--- START ---

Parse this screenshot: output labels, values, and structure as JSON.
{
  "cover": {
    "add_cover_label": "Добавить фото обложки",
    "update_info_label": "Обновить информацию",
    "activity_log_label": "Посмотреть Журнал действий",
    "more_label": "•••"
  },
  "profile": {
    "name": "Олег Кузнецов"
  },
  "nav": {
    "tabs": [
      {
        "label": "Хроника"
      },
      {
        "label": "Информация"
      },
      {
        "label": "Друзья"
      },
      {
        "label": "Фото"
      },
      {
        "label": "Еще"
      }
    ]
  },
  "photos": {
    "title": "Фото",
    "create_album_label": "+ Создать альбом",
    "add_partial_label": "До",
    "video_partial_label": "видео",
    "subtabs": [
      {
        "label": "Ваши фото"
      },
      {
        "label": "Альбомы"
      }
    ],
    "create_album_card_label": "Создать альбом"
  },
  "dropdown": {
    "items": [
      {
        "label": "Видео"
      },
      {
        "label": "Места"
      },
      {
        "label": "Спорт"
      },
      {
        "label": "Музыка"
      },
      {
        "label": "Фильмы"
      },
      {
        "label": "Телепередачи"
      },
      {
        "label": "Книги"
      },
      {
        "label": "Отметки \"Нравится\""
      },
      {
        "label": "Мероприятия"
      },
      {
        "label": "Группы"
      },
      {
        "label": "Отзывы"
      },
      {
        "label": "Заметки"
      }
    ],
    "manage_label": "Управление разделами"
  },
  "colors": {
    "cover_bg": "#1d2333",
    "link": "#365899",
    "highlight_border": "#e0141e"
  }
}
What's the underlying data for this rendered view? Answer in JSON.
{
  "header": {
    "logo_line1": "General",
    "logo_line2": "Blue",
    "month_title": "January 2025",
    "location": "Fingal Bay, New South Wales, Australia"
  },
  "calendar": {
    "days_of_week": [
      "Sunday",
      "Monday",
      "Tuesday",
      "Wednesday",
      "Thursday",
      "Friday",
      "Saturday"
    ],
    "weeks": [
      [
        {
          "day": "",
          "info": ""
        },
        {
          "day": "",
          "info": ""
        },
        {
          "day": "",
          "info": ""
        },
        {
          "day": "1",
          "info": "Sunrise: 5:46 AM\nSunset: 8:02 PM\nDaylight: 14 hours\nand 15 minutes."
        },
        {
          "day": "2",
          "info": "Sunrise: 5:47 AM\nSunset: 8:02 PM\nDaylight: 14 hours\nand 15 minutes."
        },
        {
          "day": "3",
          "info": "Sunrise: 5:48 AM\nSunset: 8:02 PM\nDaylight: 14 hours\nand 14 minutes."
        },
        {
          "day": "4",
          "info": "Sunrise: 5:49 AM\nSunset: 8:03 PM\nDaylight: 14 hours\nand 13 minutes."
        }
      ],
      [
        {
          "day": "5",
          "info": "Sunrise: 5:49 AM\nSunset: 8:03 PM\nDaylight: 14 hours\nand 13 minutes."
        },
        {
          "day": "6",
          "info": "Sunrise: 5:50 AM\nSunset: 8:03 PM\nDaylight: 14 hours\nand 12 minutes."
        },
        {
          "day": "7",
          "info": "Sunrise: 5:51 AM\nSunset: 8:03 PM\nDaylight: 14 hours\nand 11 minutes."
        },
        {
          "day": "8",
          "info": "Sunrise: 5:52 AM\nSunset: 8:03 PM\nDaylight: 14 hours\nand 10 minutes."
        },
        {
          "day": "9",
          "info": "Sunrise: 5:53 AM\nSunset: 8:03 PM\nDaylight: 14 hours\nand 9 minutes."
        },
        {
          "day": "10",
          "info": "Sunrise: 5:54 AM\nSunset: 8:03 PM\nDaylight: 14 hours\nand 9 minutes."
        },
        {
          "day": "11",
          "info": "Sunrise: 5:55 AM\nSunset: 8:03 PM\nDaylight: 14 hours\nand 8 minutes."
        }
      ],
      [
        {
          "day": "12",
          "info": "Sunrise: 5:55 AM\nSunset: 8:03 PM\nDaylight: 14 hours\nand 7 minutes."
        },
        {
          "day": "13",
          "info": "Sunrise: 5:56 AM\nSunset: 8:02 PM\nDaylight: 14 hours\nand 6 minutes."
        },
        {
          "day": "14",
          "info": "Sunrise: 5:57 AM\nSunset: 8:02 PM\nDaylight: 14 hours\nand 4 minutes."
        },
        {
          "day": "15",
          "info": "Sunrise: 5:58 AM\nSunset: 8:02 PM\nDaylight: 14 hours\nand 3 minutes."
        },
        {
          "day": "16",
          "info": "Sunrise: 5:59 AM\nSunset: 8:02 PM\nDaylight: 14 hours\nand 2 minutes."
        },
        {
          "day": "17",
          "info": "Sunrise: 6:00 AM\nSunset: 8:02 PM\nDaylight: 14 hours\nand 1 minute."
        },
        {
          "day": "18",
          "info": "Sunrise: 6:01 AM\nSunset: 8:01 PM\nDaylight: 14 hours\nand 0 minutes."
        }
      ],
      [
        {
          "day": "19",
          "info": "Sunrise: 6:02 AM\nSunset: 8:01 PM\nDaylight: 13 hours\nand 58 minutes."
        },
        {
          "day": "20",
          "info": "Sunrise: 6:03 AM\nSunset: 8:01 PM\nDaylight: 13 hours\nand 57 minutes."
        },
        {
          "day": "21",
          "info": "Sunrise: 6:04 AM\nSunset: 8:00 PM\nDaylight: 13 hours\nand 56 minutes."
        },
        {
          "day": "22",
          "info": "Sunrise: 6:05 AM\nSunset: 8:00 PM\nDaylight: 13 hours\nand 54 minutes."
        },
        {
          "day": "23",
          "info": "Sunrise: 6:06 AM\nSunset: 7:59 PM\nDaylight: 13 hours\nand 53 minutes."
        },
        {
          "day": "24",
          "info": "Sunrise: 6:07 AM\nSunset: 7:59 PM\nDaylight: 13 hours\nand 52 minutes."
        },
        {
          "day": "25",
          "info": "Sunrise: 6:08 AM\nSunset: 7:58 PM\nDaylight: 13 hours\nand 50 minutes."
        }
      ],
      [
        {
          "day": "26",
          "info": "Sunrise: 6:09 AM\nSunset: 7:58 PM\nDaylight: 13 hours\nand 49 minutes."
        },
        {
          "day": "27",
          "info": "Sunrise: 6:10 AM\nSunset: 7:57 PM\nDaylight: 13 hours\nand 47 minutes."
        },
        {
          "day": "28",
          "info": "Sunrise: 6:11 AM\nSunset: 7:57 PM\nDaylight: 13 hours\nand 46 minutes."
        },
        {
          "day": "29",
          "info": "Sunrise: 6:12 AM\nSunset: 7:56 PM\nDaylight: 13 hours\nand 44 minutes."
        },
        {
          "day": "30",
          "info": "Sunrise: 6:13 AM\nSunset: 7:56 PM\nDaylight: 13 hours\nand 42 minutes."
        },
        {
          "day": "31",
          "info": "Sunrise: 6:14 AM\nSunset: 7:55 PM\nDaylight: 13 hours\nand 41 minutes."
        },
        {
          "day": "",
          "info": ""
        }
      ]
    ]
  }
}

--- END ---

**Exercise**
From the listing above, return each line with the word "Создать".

**Output**
    "create_album_label": "+ Создать альбом",
    "create_album_card_label": "Создать альбом"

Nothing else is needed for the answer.